Managers have sometimes resisted a perceived loss of accountability, and employees who choose to work remotely have been left out of meetings, dismissed as uncommitted, or unable to participate in the office culture. That has all been challenged by the mass telework of the last few months. 

At the same time, the need for physical spaces has not disappeared, and probably will not any time soon. Many people and employers still need places where they can commune and collaborate. Given that some level of physical distancing is going to be necessary for the foreseeable future, organisations are going to be practicing some version of blended accommodation. How can work environments evolve to better serve people in this new reality? 


A more purposeful approach to occupancy, based on what people actually want, is the key to delivering the optimum blended office and telework experience. This starts with workplace research. People expect their office to be more than just a desk and a few meeting rooms. This evolution in expectations was already in progress pre-COVID-19. The mass shift to telework just kicked it into high gear. 

Workplace amenities have become even more important than they were before.
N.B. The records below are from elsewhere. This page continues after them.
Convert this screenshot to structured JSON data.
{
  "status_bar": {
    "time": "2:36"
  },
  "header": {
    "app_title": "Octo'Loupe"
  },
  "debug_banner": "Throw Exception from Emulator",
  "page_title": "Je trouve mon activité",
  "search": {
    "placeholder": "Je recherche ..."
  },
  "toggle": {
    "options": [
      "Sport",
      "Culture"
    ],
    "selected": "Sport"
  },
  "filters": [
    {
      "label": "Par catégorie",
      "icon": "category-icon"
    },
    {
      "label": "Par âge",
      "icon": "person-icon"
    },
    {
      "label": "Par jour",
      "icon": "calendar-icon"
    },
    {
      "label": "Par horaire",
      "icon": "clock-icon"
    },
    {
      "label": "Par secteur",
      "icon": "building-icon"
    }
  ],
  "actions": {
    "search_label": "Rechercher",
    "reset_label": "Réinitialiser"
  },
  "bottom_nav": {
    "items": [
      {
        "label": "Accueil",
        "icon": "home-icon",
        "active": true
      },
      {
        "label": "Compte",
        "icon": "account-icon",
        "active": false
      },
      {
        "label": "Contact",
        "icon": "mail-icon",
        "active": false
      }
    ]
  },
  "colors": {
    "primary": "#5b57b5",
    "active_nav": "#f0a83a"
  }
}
In the past, not enough research has gone into deciding what to provide, which is why so many places have defaulted to coffee and beer instead of childcare and grocery delivery.

Smarter Buildings for Blended Accommodation

The future workforce is not entirely distributed or entirely collocated - it’s both. Managing the blend between the two can be eased considerably by building systems. In addition to making the building more comfortable and usable, smart building technology can offer performance benefits for enabling blended accommodation. 

Employees in many organisations are returning in tranches to offices that were not originally designed for shift-based work. There may be markedly different seating plans and significantly altered access to the amenities that shaped their experience and the colleagues they rely upon. In addition, they may be concerned about their safety. 

In the short term, smart building technology can mitigate some challenges of COVID-19. The records generated by room booking systems, climate control, lighting systems, building security, and destination elevators can make it substantially easier to perform contact tracing. On a longer timeline, potential performance benefits abound. Room and desk booking make it easier to coordinate occupancy in a way that supports business objectives.

As employers and employees continue to adjust to the new normal, there are opportunities to enact positive change. Through careful consideration of what people need from their environment, the future workplace can be made more flexible and higher-performing.

- This is a guest blog and may not represent the views of Virgin.com. Please see virgin.com/terms for more details.